The NBA has increasingly become a showcase for, and in some senses dominated by, foreign superstars. Nikola Jokic of Serbia won the Most Valuable Player Award this season, playing for the Denver Nuggets, and Giannis Antetokounmpo of Greece claimed it two seasons ago before leading the Bucks to the championship last week.
“We are good at basketball,” said Joe Ingles of Australia, who plays for the Utah Jazz.
This dynamic has been acknowledged since at least 2004, when the Americans could only muster a bronze medal at the Olympics in Athens, Greece. Individual talent — in the years since and likely for a few generations to come, at least — is not the problem; the United States develops it by the truckload, at a pace and volume no country can dream of matching.
As Zach LaVine said before the game, “If we do what we do good, I don’t think there’s any team out here that’s going to come close to us. So as long as we go out there, execute, be ourselves, be Team USA, I think we’ll be all right.”
He joined the team in Japan after clearing coronavirus precautionary protocols but Bradley Beal, the Washington Wizards star, did not clear them and stayed home. Kevin Love, the Cleveland Cavaliers forward and another high scorer, also did not join the team, because of a calf injury.
Team USA at this point may be more of an ideal than an identity.
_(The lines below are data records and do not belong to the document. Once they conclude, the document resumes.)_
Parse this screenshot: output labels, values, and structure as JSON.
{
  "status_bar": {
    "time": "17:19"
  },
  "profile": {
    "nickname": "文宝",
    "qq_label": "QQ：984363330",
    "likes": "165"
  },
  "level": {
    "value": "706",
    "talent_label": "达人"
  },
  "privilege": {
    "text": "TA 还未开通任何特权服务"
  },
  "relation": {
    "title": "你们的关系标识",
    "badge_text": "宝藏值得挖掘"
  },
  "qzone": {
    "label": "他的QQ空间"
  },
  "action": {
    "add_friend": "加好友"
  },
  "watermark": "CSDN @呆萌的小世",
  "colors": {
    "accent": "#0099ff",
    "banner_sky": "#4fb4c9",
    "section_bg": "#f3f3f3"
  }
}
The aura remains, even as the faces change.
The days of cobbling together a random assortment of NBA players and expecting to dominate on the Olympic stage faded years ago. Gregg Popovich, the coach of the American team, said as much after the game, calling it a “little bit of hubris” for anyone to think the Americans could “roll out the ball and win.”
But, in some ways, that is what they still try to do.
Only two players who appeared on the United States’ 12-man roster at the world championships in 2019 are back for the Olympics: Khris Middleton and Jayson Tatum. For comparison’s sake, seven players are back for France, and Vincent Collet, the French coach, has been at the team’s helm since 2009.
“A lot of these teams have been planning for five, 10 years,” Draymond Green said, “and the consistency, the continuity that they have in their offense, the familiarity that they have among each other, that’s the one thing that we can never substitute for.”
For all their talent, the Americans do not have all of their best players, or the ones most experienced in international competition, here in Japan. Stars like LeBron James, Stephen Curry and James Harden, to name a few, stayed home. Imagine Cristiano Ronaldo sitting out a World Cup.
But priorities are different among the current crop of U.S. players, and the Olympics are not the World Cup — not to the Americans, at least. It was eye-opening, for instance, to hear Luka Doncic, the Dallas Mavericks’ star point guard, say before the tournament that he would rather win a gold medal with Slovenia than an NBA title.
Taken together, these are not ideal conditions for success. Rudy Gobert of France — and the Utah Jazz — sounded almost sympathetic after the game explaining all the little aspects of international play — the officiating, particularly — that Americans would find unfamiliar and discomfiting.
“I mean, there’s a lot of nuances,” Gobert said.
The United States will be OK for now. As Hamed Haddadi of Iran, the Americans’ opponent on Wednesday, helpfully pointed out, “They’re much, much, much better than us.”
But Sunday’s loss carried warning signs about the limits of raw ability.
Popovich, for example, was frustrated by what he called “dry possessions,” moments when the team’s offense looked lethargic and failed to score. France, in comparison, looked smooth, self-assured, self-aware.
As the game slipped from the Americans’ grasp, a group of volunteers in the arena, some of the only spectators on hand, became increasingly engaged with the action, turning to the court, crowding around television sets, inching closer with every errant shot, emitting little shouts of surprise with each mishap.
The buzzer sounded, and they laughed together in disbelief.
After all the growth in the game, after everything that has changed, it is still something to watch a giant fall.